Having spent six years in Ireland, Patrick was familiar with the Irish culture and language. He incorporated into his teaching of Christianity the traditional rituals of the Irish. He used the bonfires that the Irish were using to honor their gods as a celebration of Easter. The sun was an important Irish symbol which Patrick incorporated into the symbol of the cross, creating what is now known as the Celtic cross. It is said that he used the shamrock to teach about the concept of the Trinity.
Patrick preached all over Ireland for forty years. He lived in poverty most of his life and lived as a humble and gentle man totally devoted to God.
March 17 is believed to be the date of St. Patrick’s death and is celebrated as his feast day. Because in the early days of the Church were confirmed by the local church. Because of this, St. Patrick was never formally canonized by a Pope.

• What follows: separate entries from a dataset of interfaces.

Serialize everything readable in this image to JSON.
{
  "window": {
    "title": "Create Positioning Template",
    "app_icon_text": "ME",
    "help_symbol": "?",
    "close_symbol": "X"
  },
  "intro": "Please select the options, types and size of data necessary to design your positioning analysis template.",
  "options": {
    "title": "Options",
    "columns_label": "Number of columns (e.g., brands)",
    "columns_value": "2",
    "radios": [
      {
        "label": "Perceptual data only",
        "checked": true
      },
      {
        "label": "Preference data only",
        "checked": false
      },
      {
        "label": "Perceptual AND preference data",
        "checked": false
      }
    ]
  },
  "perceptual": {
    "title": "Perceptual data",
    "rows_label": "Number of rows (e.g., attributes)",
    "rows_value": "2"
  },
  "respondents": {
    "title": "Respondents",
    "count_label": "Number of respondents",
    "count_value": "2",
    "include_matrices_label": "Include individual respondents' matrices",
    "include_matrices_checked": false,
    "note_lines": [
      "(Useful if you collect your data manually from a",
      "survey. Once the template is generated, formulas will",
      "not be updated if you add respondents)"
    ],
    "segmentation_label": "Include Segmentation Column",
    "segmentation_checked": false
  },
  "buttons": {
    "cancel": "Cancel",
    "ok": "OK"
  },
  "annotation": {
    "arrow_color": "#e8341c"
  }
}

Regardless, several Christian churches consider him a Saint in Heaven and he is widely venerated in Ireland and elsewhere.
Although it has never been proven, Saint Patrick is said to be buried at Down Cathedral in Downpatrick, County Down along with St. Brigid and St. Columba.
This prayer is attributed as The Prayer of St. Patrick.
I arise today
Through the strength of heaven;
Light of the sun,
Splendor of fire,
Speed of lightning,
Swiftness of the wind,
Depth of the sea,
Stability of the earth,
Firmness of the rock.
I arise today
Through God's strength to pilot me;
God's might to uphold me,
God's wisdom to guide me,
God's eye to look before me,
God's ear to hear me,
God's word to speak for me,
God's hand to guard me,
God's way to lie before me,
God's shield to protect me,
God's hosts to save me
Afar and anear,
Alone or in a mulitude.
Christ shield me today
Christ with me, Christ before me, Christ behind me,
Christ in me, Christ beneath me, Christ above me,
Christ on my right, Christ on my left,
Christ when I lie down, Christ when I sit down,
Christ in the heart of everyone who thinks of me,
Christ in the mouth of everyone who speaks of me,
Christ in the eye that sees me,
Christ in the ear that hears me.
I arise today
Through the mighty strength
Of the Lord of creation.